### THE PROBLEM
The data below calls for an exact copy.

### Excerpts from an interface dataset
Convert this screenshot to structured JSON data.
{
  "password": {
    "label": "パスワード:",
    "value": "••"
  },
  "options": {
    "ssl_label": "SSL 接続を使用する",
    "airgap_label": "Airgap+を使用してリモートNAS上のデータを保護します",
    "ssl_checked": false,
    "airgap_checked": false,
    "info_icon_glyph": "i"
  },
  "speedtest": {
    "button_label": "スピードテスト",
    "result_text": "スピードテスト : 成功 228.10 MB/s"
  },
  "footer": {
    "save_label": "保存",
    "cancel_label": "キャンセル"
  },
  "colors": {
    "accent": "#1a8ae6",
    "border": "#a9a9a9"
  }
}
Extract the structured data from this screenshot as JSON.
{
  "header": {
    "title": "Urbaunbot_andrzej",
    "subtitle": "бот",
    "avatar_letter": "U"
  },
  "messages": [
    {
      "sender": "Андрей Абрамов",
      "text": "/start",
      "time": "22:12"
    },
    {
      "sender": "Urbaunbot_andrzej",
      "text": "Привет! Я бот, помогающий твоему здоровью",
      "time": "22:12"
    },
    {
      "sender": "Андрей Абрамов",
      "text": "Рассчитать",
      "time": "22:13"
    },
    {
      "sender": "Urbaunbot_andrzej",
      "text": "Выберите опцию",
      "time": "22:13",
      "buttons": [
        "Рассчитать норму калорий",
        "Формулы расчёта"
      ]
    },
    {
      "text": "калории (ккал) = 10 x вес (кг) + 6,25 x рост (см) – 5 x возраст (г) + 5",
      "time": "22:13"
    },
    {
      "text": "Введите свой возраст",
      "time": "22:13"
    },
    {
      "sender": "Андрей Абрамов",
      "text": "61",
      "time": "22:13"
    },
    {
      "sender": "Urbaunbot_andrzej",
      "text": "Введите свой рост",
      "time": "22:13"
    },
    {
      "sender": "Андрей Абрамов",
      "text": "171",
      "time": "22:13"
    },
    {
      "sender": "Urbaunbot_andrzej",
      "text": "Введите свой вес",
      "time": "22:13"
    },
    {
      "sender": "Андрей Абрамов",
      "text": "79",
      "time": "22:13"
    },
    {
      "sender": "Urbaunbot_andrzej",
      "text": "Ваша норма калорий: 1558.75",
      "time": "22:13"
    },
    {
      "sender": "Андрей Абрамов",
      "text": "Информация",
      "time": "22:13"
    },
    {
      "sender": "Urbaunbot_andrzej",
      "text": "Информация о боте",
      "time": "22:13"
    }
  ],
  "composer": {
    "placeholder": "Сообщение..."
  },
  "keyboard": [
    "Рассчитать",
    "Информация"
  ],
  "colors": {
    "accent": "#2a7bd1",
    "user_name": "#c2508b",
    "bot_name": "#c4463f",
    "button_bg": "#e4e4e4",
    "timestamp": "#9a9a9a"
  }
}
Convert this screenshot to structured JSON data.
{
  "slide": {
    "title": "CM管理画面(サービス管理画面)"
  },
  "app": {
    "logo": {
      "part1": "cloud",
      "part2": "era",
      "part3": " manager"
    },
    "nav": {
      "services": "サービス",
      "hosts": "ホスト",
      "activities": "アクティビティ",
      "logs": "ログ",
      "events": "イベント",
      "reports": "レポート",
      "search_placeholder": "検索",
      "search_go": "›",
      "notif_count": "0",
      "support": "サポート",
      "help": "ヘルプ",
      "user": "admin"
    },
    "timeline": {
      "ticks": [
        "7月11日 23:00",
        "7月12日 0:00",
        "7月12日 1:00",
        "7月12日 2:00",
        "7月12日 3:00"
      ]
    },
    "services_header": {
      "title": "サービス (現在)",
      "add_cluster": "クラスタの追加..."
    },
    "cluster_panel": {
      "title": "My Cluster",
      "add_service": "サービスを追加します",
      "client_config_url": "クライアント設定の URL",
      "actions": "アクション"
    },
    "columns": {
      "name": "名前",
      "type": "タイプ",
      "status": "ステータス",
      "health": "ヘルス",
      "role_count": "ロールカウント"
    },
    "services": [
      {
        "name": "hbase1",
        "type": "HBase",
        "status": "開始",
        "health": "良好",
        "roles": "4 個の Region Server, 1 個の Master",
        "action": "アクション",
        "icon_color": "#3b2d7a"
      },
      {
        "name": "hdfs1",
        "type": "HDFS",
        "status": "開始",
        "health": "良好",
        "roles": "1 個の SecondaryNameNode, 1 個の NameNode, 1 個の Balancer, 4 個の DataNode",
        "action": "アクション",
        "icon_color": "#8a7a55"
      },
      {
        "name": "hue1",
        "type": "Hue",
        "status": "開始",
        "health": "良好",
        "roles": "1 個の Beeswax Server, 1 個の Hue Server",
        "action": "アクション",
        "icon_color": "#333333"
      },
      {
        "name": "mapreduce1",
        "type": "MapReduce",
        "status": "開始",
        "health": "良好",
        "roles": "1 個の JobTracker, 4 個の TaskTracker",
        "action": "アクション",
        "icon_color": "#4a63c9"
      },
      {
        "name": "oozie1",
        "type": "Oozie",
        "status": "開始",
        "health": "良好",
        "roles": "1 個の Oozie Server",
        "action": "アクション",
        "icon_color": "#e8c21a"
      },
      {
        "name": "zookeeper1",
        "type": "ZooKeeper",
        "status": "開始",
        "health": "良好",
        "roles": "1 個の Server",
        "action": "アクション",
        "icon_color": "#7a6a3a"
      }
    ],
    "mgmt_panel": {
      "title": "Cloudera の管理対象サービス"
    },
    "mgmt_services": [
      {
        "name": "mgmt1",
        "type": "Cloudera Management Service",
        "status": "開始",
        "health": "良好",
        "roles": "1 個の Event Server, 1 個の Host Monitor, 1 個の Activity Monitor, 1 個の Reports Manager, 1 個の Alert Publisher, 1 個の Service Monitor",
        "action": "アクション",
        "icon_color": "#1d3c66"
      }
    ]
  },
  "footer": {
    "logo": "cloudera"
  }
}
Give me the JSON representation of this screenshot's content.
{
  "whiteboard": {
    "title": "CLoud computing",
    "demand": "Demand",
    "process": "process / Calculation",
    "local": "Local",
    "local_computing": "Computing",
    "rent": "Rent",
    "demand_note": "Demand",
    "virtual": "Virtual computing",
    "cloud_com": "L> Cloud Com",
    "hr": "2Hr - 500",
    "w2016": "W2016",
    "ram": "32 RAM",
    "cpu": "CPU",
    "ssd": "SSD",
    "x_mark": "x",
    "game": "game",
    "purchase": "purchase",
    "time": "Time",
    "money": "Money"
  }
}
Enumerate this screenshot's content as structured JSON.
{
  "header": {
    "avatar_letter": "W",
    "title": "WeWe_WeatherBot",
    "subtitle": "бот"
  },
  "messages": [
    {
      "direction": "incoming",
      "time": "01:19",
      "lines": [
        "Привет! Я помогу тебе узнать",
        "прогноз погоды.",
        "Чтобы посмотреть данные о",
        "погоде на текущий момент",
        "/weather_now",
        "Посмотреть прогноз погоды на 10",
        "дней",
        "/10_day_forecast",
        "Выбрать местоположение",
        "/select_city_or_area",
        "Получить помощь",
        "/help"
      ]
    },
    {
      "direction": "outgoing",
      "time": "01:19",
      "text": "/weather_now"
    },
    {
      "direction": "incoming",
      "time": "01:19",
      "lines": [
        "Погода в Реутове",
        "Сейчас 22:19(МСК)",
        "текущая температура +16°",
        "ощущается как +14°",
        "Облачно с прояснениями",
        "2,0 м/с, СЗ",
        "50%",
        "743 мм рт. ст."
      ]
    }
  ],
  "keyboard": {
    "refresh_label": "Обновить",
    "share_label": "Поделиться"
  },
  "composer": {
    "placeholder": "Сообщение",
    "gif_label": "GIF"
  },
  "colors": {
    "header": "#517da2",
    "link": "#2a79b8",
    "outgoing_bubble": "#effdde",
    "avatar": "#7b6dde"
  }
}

### SOLUTION
Convert this screenshot to structured JSON data.
{
  "password": {
    "label": "パスワード:",
    "value": "••"
  },
  "options": {
    "ssl_label": "SSL 接続を使用する",
    "airgap_label": "Airgap+を使用してリモートNAS上のデータを保護します",
    "ssl_checked": false,
    "airgap_checked": false,
    "info_icon_glyph": "i"
  },
  "speedtest": {
    "button_label": "スピードテスト",
    "result_text": "スピードテスト : 成功 228.10 MB/s"
  },
  "footer": {
    "save_label": "保存",
    "cancel_label": "キャンセル"
  },
  "colors": {
    "accent": "#1a8ae6",
    "border": "#a9a9a9"
  }
}
Extract the structured data from this screenshot as JSON.
{
  "header": {
    "title": "Urbaunbot_andrzej",
    "subtitle": "бот",
    "avatar_letter": "U"
  },
  "messages": [
    {
      "sender": "Андрей Абрамов",
      "text": "/start",
      "time": "22:12"
    },
    {
      "sender": "Urbaunbot_andrzej",
      "text": "Привет! Я бот, помогающий твоему здоровью",
      "time": "22:12"
    },
    {
      "sender": "Андрей Абрамов",
      "text": "Рассчитать",
      "time": "22:13"
    },
    {
      "sender": "Urbaunbot_andrzej",
      "text": "Выберите опцию",
      "time": "22:13",
      "buttons": [
        "Рассчитать норму калорий",
        "Формулы расчёта"
      ]
    },
    {
      "text": "калории (ккал) = 10 x вес (кг) + 6,25 x рост (см) – 5 x возраст (г) + 5",
      "time": "22:13"
    },
    {
      "text": "Введите свой возраст",
      "time": "22:13"
    },
    {
      "sender": "Андрей Абрамов",
      "text": "61",
      "time": "22:13"
    },
    {
      "sender": "Urbaunbot_andrzej",
      "text": "Введите свой рост",
      "time": "22:13"
    },
    {
      "sender": "Андрей Абрамов",
      "text": "171",
      "time": "22:13"
    },
    {
      "sender": "Urbaunbot_andrzej",
      "text": "Введите свой вес",
      "time": "22:13"
    },
    {
      "sender": "Андрей Абрамов",
      "text": "79",
      "time": "22:13"
    },
    {
      "sender": "Urbaunbot_andrzej",
      "text": "Ваша норма калорий: 1558.75",
      "time": "22:13"
    },
    {
      "sender": "Андрей Абрамов",
      "text": "Информация",
      "time": "22:13"
    },
    {
      "sender": "Urbaunbot_andrzej",
      "text": "Информация о боте",
      "time": "22:13"
    }
  ],
  "composer": {
    "placeholder": "Сообщение..."
  },
  "keyboard": [
    "Рассчитать",
    "Информация"
  ],
  "colors": {
    "accent": "#2a7bd1",
    "user_name": "#c2508b",
    "bot_name": "#c4463f",
    "button_bg": "#e4e4e4",
    "timestamp": "#9a9a9a"
  }
}
Convert this screenshot to structured JSON data.
{
  "slide": {
    "title": "CM管理画面(サービス管理画面)"
  },
  "app": {
    "logo": {
      "part1": "cloud",
      "part2": "era",
      "part3": " manager"
    },
    "nav": {
      "services": "サービス",
      "hosts": "ホスト",
      "activities": "アクティビティ",
      "logs": "ログ",
      "events": "イベント",
      "reports": "レポート",
      "search_placeholder": "検索",
      "search_go": "›",
      "notif_count": "0",
      "support": "サポート",
      "help": "ヘルプ",
      "user": "admin"
    },
    "timeline": {
      "ticks": [
        "7月11日 23:00",
        "7月12日 0:00",
        "7月12日 1:00",
        "7月12日 2:00",
        "7月12日 3:00"
      ]
    },
    "services_header": {
      "title": "サービス (現在)",
      "add_cluster": "クラスタの追加..."
    },
    "cluster_panel": {
      "title": "My Cluster",
      "add_service": "サービスを追加します",
      "client_config_url": "クライアント設定の URL",
      "actions": "アクション"
    },
    "columns": {
      "name": "名前",
      "type": "タイプ",
      "status": "ステータス",
      "health": "ヘルス",
      "role_count": "ロールカウント"
    },
    "services": [
      {
        "name": "hbase1",
        "type": "HBase",
        "status": "開始",
        "health": "良好",
        "roles": "4 個の Region Server, 1 個の Master",
        "action": "アクション",
        "icon_color": "#3b2d7a"
      },
      {
        "name": "hdfs1",
        "type": "HDFS",
        "status": "開始",
        "health": "良好",
        "roles": "1 個の SecondaryNameNode, 1 個の NameNode, 1 個の Balancer, 4 個の DataNode",
        "action": "アクション",
        "icon_color": "#8a7a55"
      },
      {
        "name": "hue1",
        "type": "Hue",
        "status": "開始",
        "health": "良好",
        "roles": "1 個の Beeswax Server, 1 個の Hue Server",
        "action": "アクション",
        "icon_color": "#333333"
      },
      {
        "name": "mapreduce1",
        "type": "MapReduce",
        "status": "開始",
        "health": "良好",
        "roles": "1 個の JobTracker, 4 個の TaskTracker",
        "action": "アクション",
        "icon_color": "#4a63c9"
      },
      {
        "name": "oozie1",
        "type": "Oozie",
        "status": "開始",
        "health": "良好",
        "roles": "1 個の Oozie Server",
        "action": "アクション",
        "icon_color": "#e8c21a"
      },
      {
        "name": "zookeeper1",
        "type": "ZooKeeper",
        "status": "開始",
        "health": "良好",
        "roles": "1 個の Server",
        "action": "アクション",
        "icon_color": "#7a6a3a"
      }
    ],
    "mgmt_panel": {
      "title": "Cloudera の管理対象サービス"
    },
    "mgmt_services": [
      {
        "name": "mgmt1",
        "type": "Cloudera Management Service",
        "status": "開始",
        "health": "良好",
        "roles": "1 個の Event Server, 1 個の Host Monitor, 1 個の Activity Monitor, 1 個の Reports Manager, 1 個の Alert Publisher, 1 個の Service Monitor",
        "action": "アクション",
        "icon_color": "#1d3c66"
      }
    ]
  },
  "footer": {
    "logo": "cloudera"
  }
}
Give me the JSON representation of this screenshot's content.
{
  "whiteboard": {
    "title": "CLoud computing",
    "demand": "Demand",
    "process": "process / Calculation",
    "local": "Local",
    "local_computing": "Computing",
    "rent": "Rent",
    "demand_note": "Demand",
    "virtual": "Virtual computing",
    "cloud_com": "L> Cloud Com",
    "hr": "2Hr - 500",
    "w2016": "W2016",
    "ram": "32 RAM",
    "cpu": "CPU",
    "ssd": "SSD",
    "x_mark": "x",
    "game": "game",
    "purchase": "purchase",
    "time": "Time",
    "money": "Money"
  }
}
Enumerate this screenshot's content as structured JSON.
{
  "header": {
    "avatar_letter": "W",
    "title": "WeWe_WeatherBot",
    "subtitle": "бот"
  },
  "messages": [
    {
      "direction": "incoming",
      "time": "01:19",
      "lines": [
        "Привет! Я помогу тебе узнать",
        "прогноз погоды.",
        "Чтобы посмотреть данные о",
        "погоде на текущий момент",
        "/weather_now",
        "Посмотреть прогноз погоды на 10",
        "дней",
        "/10_day_forecast",
        "Выбрать местоположение",
        "/select_city_or_area",
        "Получить помощь",
        "/help"
      ]
    },
    {
      "direction": "outgoing",
      "time": "01:19",
      "text": "/weather_now"
    },
    {
      "direction": "incoming",
      "time": "01:19",
      "lines": [
        "Погода в Реутове",
        "Сейчас 22:19(МСК)",
        "текущая температура +16°",
        "ощущается как +14°",
        "Облачно с прояснениями",
        "2,0 м/с, СЗ",
        "50%",
        "743 мм рт. ст."
      ]
    }
  ],
  "keyboard": {
    "refresh_label": "Обновить",
    "share_label": "Поделиться"
  },
  "composer": {
    "placeholder": "Сообщение",
    "gif_label": "GIF"
  },
  "colors": {
    "header": "#517da2",
    "link": "#2a79b8",
    "outgoing_bubble": "#effdde",
    "avatar": "#7b6dde"
  }
}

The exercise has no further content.